Content starts
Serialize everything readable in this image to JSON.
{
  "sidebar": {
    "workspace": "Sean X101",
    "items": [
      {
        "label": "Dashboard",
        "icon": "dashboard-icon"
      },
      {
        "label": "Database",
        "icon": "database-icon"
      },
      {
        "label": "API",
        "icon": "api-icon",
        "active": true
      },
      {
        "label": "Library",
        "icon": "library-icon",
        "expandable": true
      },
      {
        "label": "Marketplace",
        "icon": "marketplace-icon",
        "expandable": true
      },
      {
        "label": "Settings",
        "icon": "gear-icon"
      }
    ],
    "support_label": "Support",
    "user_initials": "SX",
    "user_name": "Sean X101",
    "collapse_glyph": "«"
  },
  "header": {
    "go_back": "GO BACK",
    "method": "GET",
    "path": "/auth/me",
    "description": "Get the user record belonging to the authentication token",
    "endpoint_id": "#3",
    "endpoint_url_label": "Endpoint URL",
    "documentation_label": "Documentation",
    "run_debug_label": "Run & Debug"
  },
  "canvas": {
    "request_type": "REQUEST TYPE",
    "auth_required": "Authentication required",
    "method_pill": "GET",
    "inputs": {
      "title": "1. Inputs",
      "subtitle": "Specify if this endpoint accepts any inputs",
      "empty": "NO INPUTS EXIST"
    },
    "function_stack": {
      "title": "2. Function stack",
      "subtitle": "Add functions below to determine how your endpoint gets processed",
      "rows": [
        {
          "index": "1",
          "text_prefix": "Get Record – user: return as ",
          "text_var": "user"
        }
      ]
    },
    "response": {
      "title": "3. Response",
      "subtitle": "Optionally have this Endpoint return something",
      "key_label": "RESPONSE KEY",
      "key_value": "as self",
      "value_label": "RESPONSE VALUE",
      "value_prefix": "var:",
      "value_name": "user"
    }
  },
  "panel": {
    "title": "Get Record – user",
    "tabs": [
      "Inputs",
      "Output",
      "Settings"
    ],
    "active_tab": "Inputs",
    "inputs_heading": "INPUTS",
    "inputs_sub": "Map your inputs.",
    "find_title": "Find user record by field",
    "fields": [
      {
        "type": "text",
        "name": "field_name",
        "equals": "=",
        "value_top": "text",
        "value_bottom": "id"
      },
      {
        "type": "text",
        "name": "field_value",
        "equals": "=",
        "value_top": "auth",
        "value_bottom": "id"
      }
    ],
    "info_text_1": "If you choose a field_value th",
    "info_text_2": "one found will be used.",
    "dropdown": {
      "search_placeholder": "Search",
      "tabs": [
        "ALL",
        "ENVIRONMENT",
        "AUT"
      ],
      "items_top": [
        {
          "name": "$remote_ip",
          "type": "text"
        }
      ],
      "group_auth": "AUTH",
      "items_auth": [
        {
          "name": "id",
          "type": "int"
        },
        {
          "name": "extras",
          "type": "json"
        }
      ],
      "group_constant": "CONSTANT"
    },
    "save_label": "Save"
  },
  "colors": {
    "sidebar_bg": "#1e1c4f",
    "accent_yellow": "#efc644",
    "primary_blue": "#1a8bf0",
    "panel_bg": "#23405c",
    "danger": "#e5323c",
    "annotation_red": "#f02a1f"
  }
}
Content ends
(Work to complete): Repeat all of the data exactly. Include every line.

(Task output):
Serialize everything readable in this image to JSON.
{
  "sidebar": {
    "workspace": "Sean X101",
    "items": [
      {
        "label": "Dashboard",
        "icon": "dashboard-icon"
      },
      {
        "label": "Database",
        "icon": "database-icon"
      },
      {
        "label": "API",
        "icon": "api-icon",
        "active": true
      },
      {
        "label": "Library",
        "icon": "library-icon",
        "expandable": true
      },
      {
        "label": "Marketplace",
        "icon": "marketplace-icon",
        "expandable": true
      },
      {
        "label": "Settings",
        "icon": "gear-icon"
      }
    ],
    "support_label": "Support",
    "user_initials": "SX",
    "user_name": "Sean X101",
    "collapse_glyph": "«"
  },
  "header": {
    "go_back": "GO BACK",
    "method": "GET",
    "path": "/auth/me",
    "description": "Get the user record belonging to the authentication token",
    "endpoint_id": "#3",
    "endpoint_url_label": "Endpoint URL",
    "documentation_label": "Documentation",
    "run_debug_label": "Run & Debug"
  },
  "canvas": {
    "request_type": "REQUEST TYPE",
    "auth_required": "Authentication required",
    "method_pill": "GET",
    "inputs": {
      "title": "1. Inputs",
      "subtitle": "Specify if this endpoint accepts any inputs",
      "empty": "NO INPUTS EXIST"
    },
    "function_stack": {
      "title": "2. Function stack",
      "subtitle": "Add functions below to determine how your endpoint gets processed",
      "rows": [
        {
          "index": "1",
          "text_prefix": "Get Record – user: return as ",
          "text_var": "user"
        }
      ]
    },
    "response": {
      "title": "3. Response",
      "subtitle": "Optionally have this Endpoint return something",
      "key_label": "RESPONSE KEY",
      "key_value": "as self",
      "value_label": "RESPONSE VALUE",
      "value_prefix": "var:",
      "value_name": "user"
    }
  },
  "panel": {
    "title": "Get Record – user",
    "tabs": [
      "Inputs",
      "Output",
      "Settings"
    ],
    "active_tab": "Inputs",
    "inputs_heading": "INPUTS",
    "inputs_sub": "Map your inputs.",
    "find_title": "Find user record by field",
    "fields": [
      {
        "type": "text",
        "name": "field_name",
        "equals": "=",
        "value_top": "text",
        "value_bottom": "id"
      },
      {
        "type": "text",
        "name": "field_value",
        "equals": "=",
        "value_top": "auth",
        "value_bottom": "id"
      }
    ],
    "info_text_1": "If you choose a field_value th",
    "info_text_2": "one found will be used.",
    "dropdown": {
      "search_placeholder": "Search",
      "tabs": [
        "ALL",
        "ENVIRONMENT",
        "AUT"
      ],
      "items_top": [
        {
          "name": "$remote_ip",
          "type": "text"
        }
      ],
      "group_auth": "AUTH",
      "items_auth": [
        {
          "name": "id",
          "type": "int"
        },
        {
          "name": "extras",
          "type": "json"
        }
      ],
      "group_constant": "CONSTANT"
    },
    "save_label": "Save"
  },
  "colors": {
    "sidebar_bg": "#1e1c4f",
    "accent_yellow": "#efc644",
    "primary_blue": "#1a8bf0",
    "panel_bg": "#23405c",
    "danger": "#e5323c",
    "annotation_red": "#f02a1f"
  }
}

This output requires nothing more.